The history of the canal dates back to ancient times when the Lord of Corinth Periandros in 602 B.C. thought of opening the Isthmus. But his plans were abandoned due to technical difficulties and financial interests of Corinth.
In Roman ages, Emperors Julius Caesar, Caligula, and Nero made similar plans but with no avail due to political and military unrest in Rome. The next step was taken by Herodes Atticus, but again without consequence. In more recent eras, Governor Kapodistrias attempted to promote the project, but the amount of 40 million Francs needed as an expense was not ascertained and so his effort was abandoned. Finally, the construction of the canal commenced in April 1882 by the company of the Hungarian General Tyrr, yet was completed by the company of Andreas Syngrou.
The Corinth Canal was inaugurated on July 25th, 1893. The channel is 6,346 m long, 24,6 m wide at sea level, 21,3 m at its bottom, while its depth is 7,50 to 8 m.
The canal attracts countless tourists every year, as it is considered one of the most popular attractions in Greece. One can further admire the sinking bridge that connects Corinth with Loutraki. The bridge facilitates the movement of vehicles up to 3 tons and lowers every time a ship has to cross the Canal. Visitors can make the crossing of the canal as well as perform various sports such as bungee jumping from a platform 80 meters high at the bottom of the tourist bridge of Corinth, surfing, swimming competitions, canoeing, and various other activities comparable to the season.

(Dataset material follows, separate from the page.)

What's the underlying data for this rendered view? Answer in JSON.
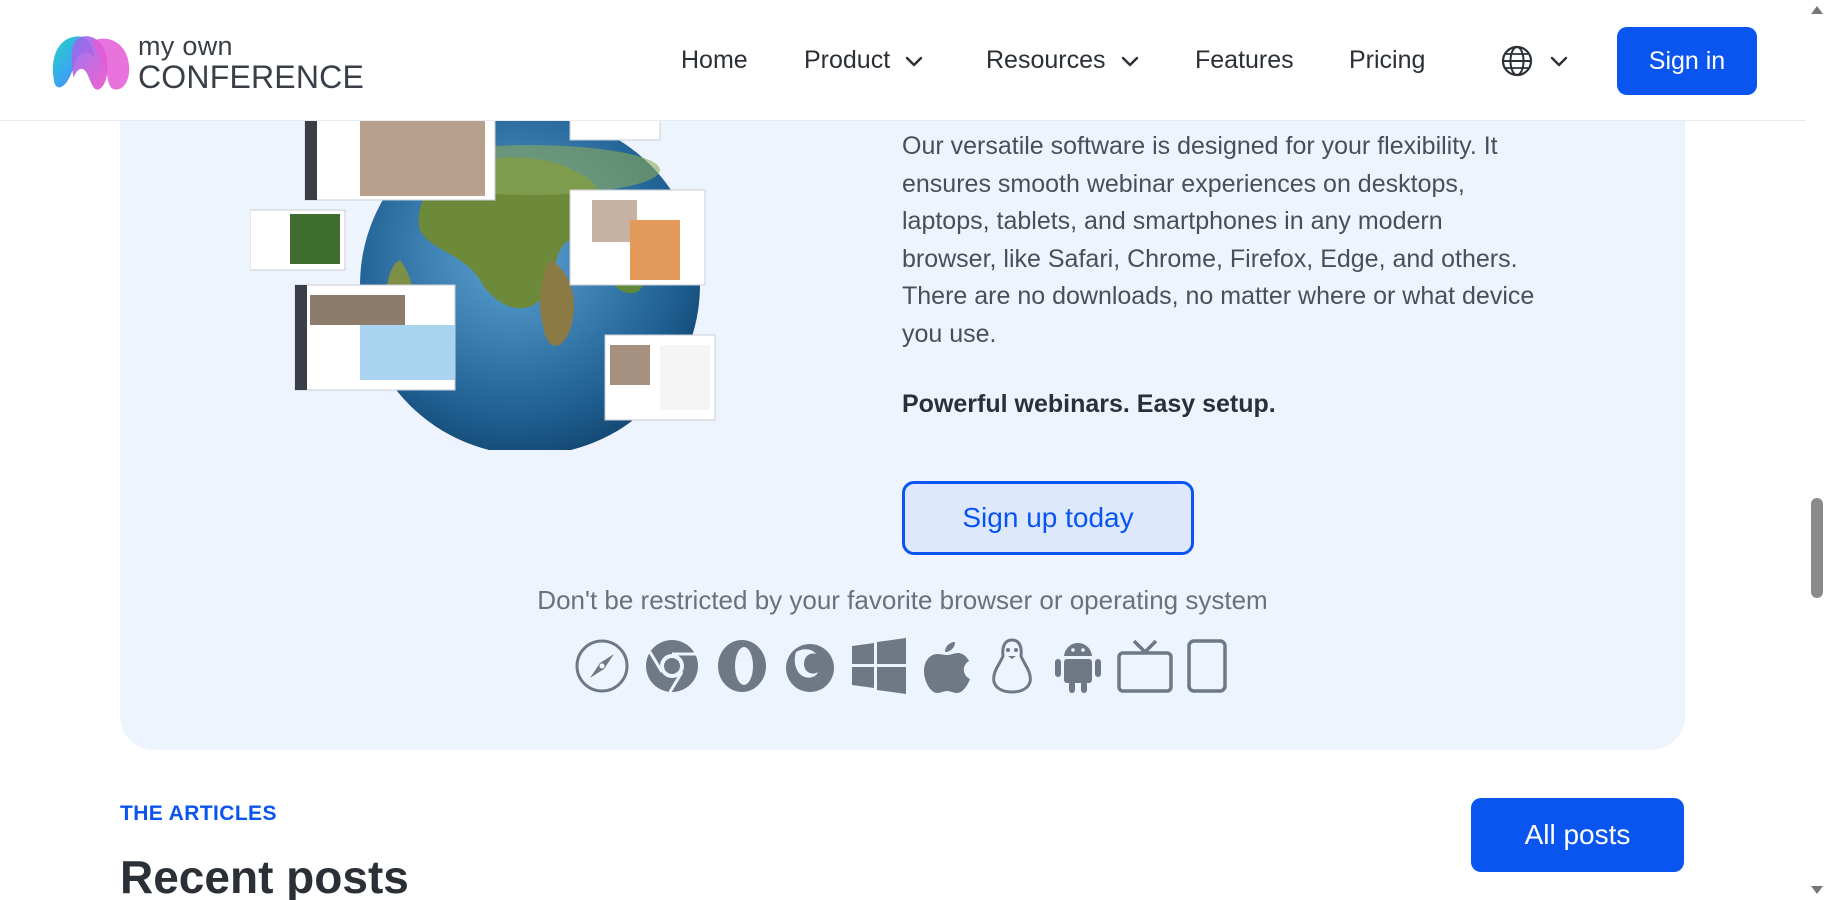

Note that it is worth visiting the Archeological Museum of Isthmia. It is a small but specialized gallery located in the settlement of Kyra Vrysi Isthmia. It was constructed by the architect Pavlos Mylonas in 1970 and opened its gates in 1978. The museum includes exhibits from the findings of the Sanctuary of Poseidon, the Sanctuary of Palaemon, the Ancient Port of Kechrea, and the Hellenistic settlement of Rachi.